Coconut oil for face, body, and hair—Brazil
Locals praise coconut oil for saving their skin and hair from the drying effects of the sun and salt water. Clinical studies show virgin coconut oil improves the symptoms of skin disorders through moisturizing and soothing the skin.
Natural lifestyle trends for better health and beauty
Biking instead of driving—Scandinavia/Netherlands
According to a 2018 report by the Dutch government, people in the Netherlands cycle for over 25 percent of their total trips and Denmark cycles over 15 percent. As for us Canadians? We cycle less than 5 percent during our total number of trips.
Cold water plunges—Russia
Many Russians swear by cold water plunges. These icy dunks typically range from one to five minutes. Adherents attest to a euphoric feeling, improved immunity, better joint health and skin, and a decrease in fat deposits and cellulite. On the other hand, Russian scientists who studied this practice recommend caution, as it may be harmful to the body over time.
Forest bathing—shinrin-yoku—involves slowly walking through the forest while taking in the environment with all of your senses. Key to the experience is the inhalation of wood essential oils, similar to natural aromatherapy, but visual, auditory, and other sensory stimuli are also important.
Scientific studies support the idea that forest bathing has positive effects on physical and mental health, including a decrease in pulse rate and lessening of negative moods such as anxiety, depression, fatigue, and confusion.
A trip to the jjimjilbang—a spa with a bathhouse (with bath water temperatures ranging from about 38 to 42 C) and sauna—is a health and beauty habit of South Koreans. In the sauna, you may relax while lying on a hemp mat or jade or salt crystals. South Koreans are big fans of exfoliating at the bath—you can do it yourself, or ask an ajumma (“auntie”) to scrub you down. [END]

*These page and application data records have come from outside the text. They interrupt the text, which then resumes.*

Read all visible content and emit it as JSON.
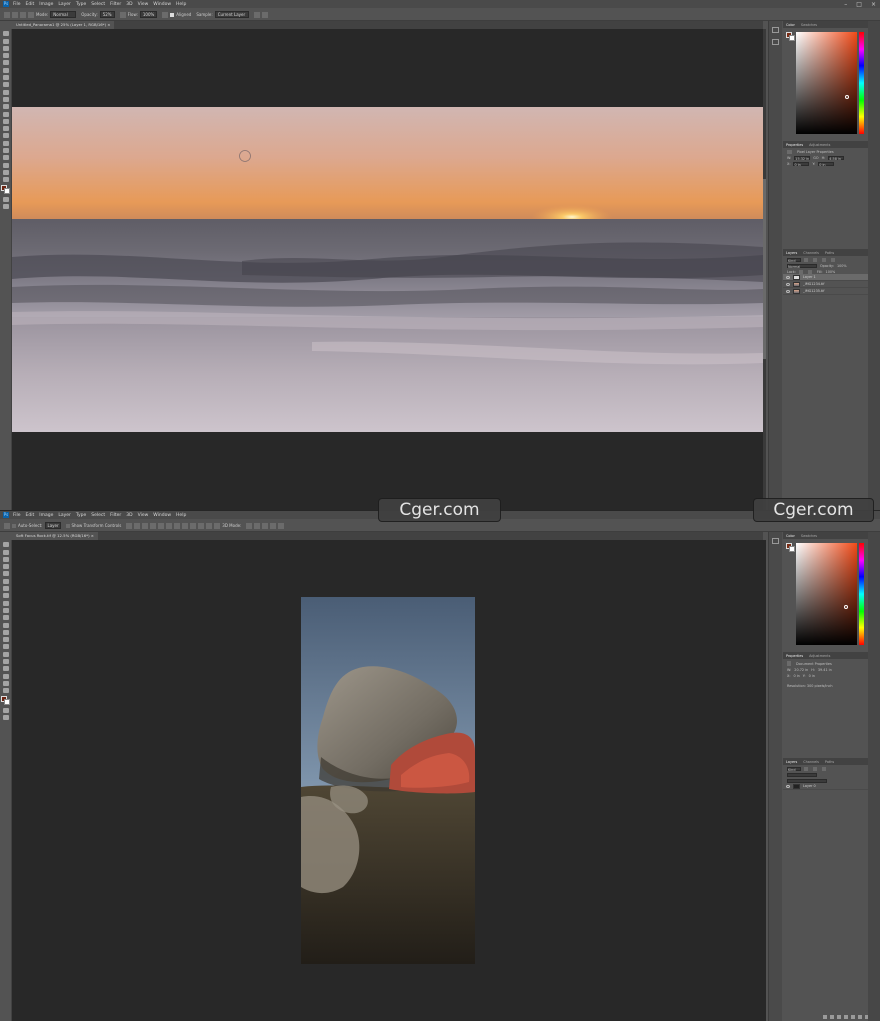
{
  "window_top": {
    "menu": [
      "File",
      "Edit",
      "Image",
      "Layer",
      "Type",
      "Select",
      "Filter",
      "3D",
      "View",
      "Window",
      "Help"
    ],
    "window_controls": [
      "–",
      "□",
      "×"
    ],
    "options": {
      "mode_label": "Mode:",
      "mode_value": "Normal",
      "opacity_label": "Opacity:",
      "opacity_value": "52%",
      "flow_label": "Flow:",
      "flow_value": "100%",
      "aligned_label": "Aligned",
      "sample_label": "Sample:",
      "sample_value": "Current Layer"
    },
    "doc_tab": "Untitled_Panorama1 @ 25% (Layer 1, RGB/16*) ×",
    "properties": {
      "tabs": [
        "Properties",
        "Adjustments"
      ],
      "title": "Pixel Layer Properties",
      "w_label": "W:",
      "w_value": "15.32 in",
      "go_label": "GO",
      "h_label": "H:",
      "h_value": "4.58 in",
      "x_label": "X:",
      "x_value": "0 in",
      "y_label": "Y:",
      "y_value": "0 in"
    },
    "layers": {
      "tabs": [
        "Layers",
        "Channels",
        "Paths"
      ],
      "kind": "Kind",
      "blend": "Normal",
      "opacity_label": "Opacity:",
      "opacity_value": "100%",
      "fill_label": "Fill:",
      "fill_value": "100%",
      "lock_label": "Lock:",
      "items": [
        "Layer 1",
        "_IMG1234.tif",
        "_IMG1235.tif"
      ]
    }
  },
  "window_bottom": {
    "menu": [
      "File",
      "Edit",
      "Image",
      "Layer",
      "Type",
      "Select",
      "Filter",
      "3D",
      "View",
      "Window",
      "Help"
    ],
    "options": {
      "auto_select": "Auto-Select:",
      "layer_value": "Layer",
      "transform_controls": "Show Transform Controls",
      "mode_3d": "3D Mode:"
    },
    "doc_tab": "Soft Focus Rock.tif @ 12.5% (RGB/16*) ×",
    "properties": {
      "tabs": [
        "Properties",
        "Adjustments"
      ],
      "title": "Document Properties",
      "w_label": "W:",
      "w_value": "20.72 in",
      "h_label": "H:",
      "h_value": "39.41 in",
      "x_label": "X:",
      "x_value": "0 in",
      "y_label": "Y:",
      "y_value": "0 in",
      "resolution": "Resolution: 300 pixels/inch"
    },
    "layers": {
      "tabs": [
        "Layers",
        "Channels",
        "Paths"
      ],
      "kind": "Kind",
      "items": [
        "Layer 0"
      ]
    }
  },
  "panel_tabs": {
    "color": "Color",
    "swatches": "Swatches"
  },
  "watermarks": [
    "Cger.com",
    "Cger.com"
  ],
  "colors": {
    "foreground": "#7a2d16",
    "background": "#ffffff",
    "ui_bg": "#535353",
    "canvas_bg": "#282828"
  }
}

Beauty from the inside out
|collagen||preliminary studies report collagen supplementation may improve hydration and reduce wrinkles in the skin|
|ashwagandha||has anti-inflammatory properties and many antioxidants that protect your cells from aging, your environment, and lifestyle|
|omega-3s||may defend against sun damage, reduce acne, and moisturize|
|vitamin C (serum form)||may protect against ultraviolet rays and reduce signs of aging in the skin|
|turmeric||studies show turmeric can significantly reduce appearance of fine lines, wrinkles, and hyperpigmented macules|
|vitamin A and E||vitamin A is often used topically for antiaging; vitamin E helps your body regulate retinol levels, necessary for healthy skin|
The wheels of changes
The roads in the Netherlands were not always dominated by cyclists. In the 1950s and ’60s, cars were becoming more popular. It took activists concerned about the number of car-related deaths and the 1973 oil crisis, among other things, to cause the Dutch to take to bikes.